Maine’s largest electric utility has agreed to a new rate plan that would add $3 to an average residential power bill while dropping a controversial proposal to charge homeowners with photovoltaic (PV) arrays a monthly “standby rate.”
Maine is one of many states wrestling with the impact of rooftop PV and small-scale wind projects — what’s called “distributed generation” — on utility earnings. Central Maine Power, with more than 500,000 residential customers, had sought approval for a new rate plan that would have added about $13 to the monthly bill of a residential customer with a grid-tied solar array.
The utility, a U.S. subsidiary of a Spanish holding company, had argued the standby rate would help spread the costs of maintaining the grid evenly among its customers. Solar advocates protested.
But as reported by The Portland Press Herald, a rate settlement agreement filed with the Public Utilities Commission in early July scraps the standby rate.
The PUC must still vote to accept the plan.
Major parties to the rate case, including both business and environmental interests, have agreed to the plan, the newspaper said, as has the state’s public advocate office. The settlement agreement caps months of private talks in the 14-month-old rate case.
Environmental group objects to plan
One group that did not sign proposed settlement, which is called a “stipulation,” was Environment Northeast. It said the settlement would unfairly penalize customers who have taken steps to decrease their use of electricity.
In a letter to the PUC, Environment Northeast Senior Attorney Beth Nagusky said the group was “very pleased” with the stipulation’s attempt to “decouple” utility profits from electricity sales.
“However,” Nagusky added, “we have serious concerns with some of the rate design changes adopted in the Stipulation, particularly the increase in the fixed customer charge (and the concomitant reduction in the volumetric per kWh charge) for the residential customer class.”
While increasing the fixed customer charge, the settlement also reduces the amount of electricity included with the minimum charge, from 100 kWh to 50 kWh per month.
“The proposed rate design changes will result in the most dramatic bill increases (13% to 25%) for the below average users, which includes those who have taken action in their homes to reduce electric demand by conserving and purchasing more efficient lights and appliances,” the letter said. “The changes will also disadvantage customers who have installed distributed generation to reduce their demand on the grid, including at system peaks. These customers will pay higher bills regardless of their decrease in consumption of kWhs from the grid.”
By shifting more revenue to fixed charges, as opposed to volumetric charges, the agreement “sends the wrong price signal to ratepayers,” Nagusky said, and reduces the incentive to conserve.
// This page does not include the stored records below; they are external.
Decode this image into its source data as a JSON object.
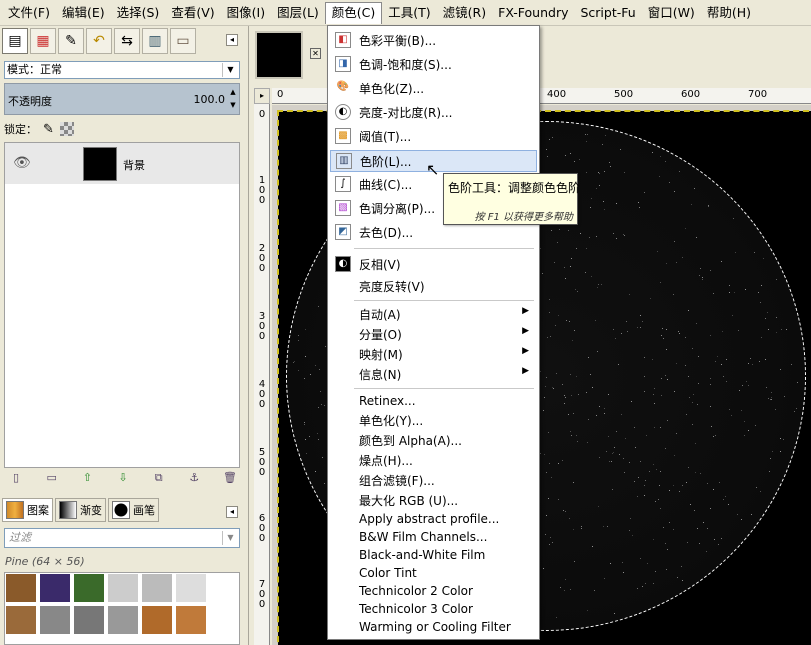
{
  "menubar": [
    {
      "label": "文件(F)"
    },
    {
      "label": "编辑(E)"
    },
    {
      "label": "选择(S)"
    },
    {
      "label": "查看(V)"
    },
    {
      "label": "图像(I)"
    },
    {
      "label": "图层(L)"
    },
    {
      "label": "颜色(C)"
    },
    {
      "label": "工具(T)"
    },
    {
      "label": "滤镜(R)"
    },
    {
      "label": "FX-Foundry"
    },
    {
      "label": "Script-Fu"
    },
    {
      "label": "窗口(W)"
    },
    {
      "label": "帮助(H)"
    }
  ],
  "dock": {
    "mode_label": "模式：",
    "mode_value": "正常",
    "opacity_label": "不透明度",
    "opacity_value": "100.0",
    "lock_label": "锁定：",
    "layer_name": "背景",
    "pattern_tabs": [
      {
        "label": "图案"
      },
      {
        "label": "渐变"
      },
      {
        "label": "画笔"
      }
    ],
    "filter_placeholder": "过滤",
    "pattern_name": "Pine (64 × 56)"
  },
  "image_window": {
    "ruler_h_labels": [
      "0",
      "400",
      "500",
      "600",
      "700"
    ],
    "ruler_v_labels": [
      "0",
      "100",
      "200",
      "300",
      "400",
      "500",
      "600",
      "700"
    ]
  },
  "colors_menu": {
    "items": [
      {
        "label": "色彩平衡(B)...",
        "icon": "color-balance-icon"
      },
      {
        "label": "色调-饱和度(S)...",
        "icon": "hue-saturation-icon"
      },
      {
        "label": "单色化(Z)...",
        "icon": "colorize-icon"
      },
      {
        "label": "亮度-对比度(R)...",
        "icon": "brightness-contrast-icon"
      },
      {
        "label": "阈值(T)...",
        "icon": "threshold-icon"
      },
      {
        "label": "色阶(L)...",
        "icon": "levels-icon"
      },
      {
        "label": "曲线(C)...",
        "icon": "curves-icon"
      },
      {
        "label": "色调分离(P)...",
        "icon": "posterize-icon"
      },
      {
        "label": "去色(D)...",
        "icon": "desaturate-icon"
      },
      {
        "label": "反相(V)",
        "icon": "invert-icon"
      },
      {
        "label": "亮度反转(V)",
        "icon": ""
      },
      {
        "label": "自动(A)",
        "icon": "",
        "submenu": true
      },
      {
        "label": "分量(O)",
        "icon": "",
        "submenu": true
      },
      {
        "label": "映射(M)",
        "icon": "",
        "submenu": true
      },
      {
        "label": "信息(N)",
        "icon": "",
        "submenu": true
      },
      {
        "label": "Retinex..."
      },
      {
        "label": "单色化(Y)..."
      },
      {
        "label": "颜色到 Alpha(A)..."
      },
      {
        "label": "燥点(H)..."
      },
      {
        "label": "组合滤镜(F)..."
      },
      {
        "label": "最大化 RGB (U)..."
      },
      {
        "label": "Apply abstract profile..."
      },
      {
        "label": "B&W Film Channels..."
      },
      {
        "label": "Black-and-White Film"
      },
      {
        "label": "Color Tint"
      },
      {
        "label": "Technicolor 2 Color"
      },
      {
        "label": "Technicolor 3 Color"
      },
      {
        "label": "Warming or Cooling Filter"
      }
    ],
    "hovered_index": 5
  },
  "tooltip": {
    "title": "色阶工具：调整颜色色阶",
    "help": "按 F1 以获得更多帮助"
  }
}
She said that if the PUC decides to accept the stipulation, it should at least make the amount of power included with the minimum charge 100 kWh.
Agnes Gormley, senior counsel in the Maine public advocate’s office, said the $3 increase is based on an average Maine customer who uses 525 kWh of electricity per month.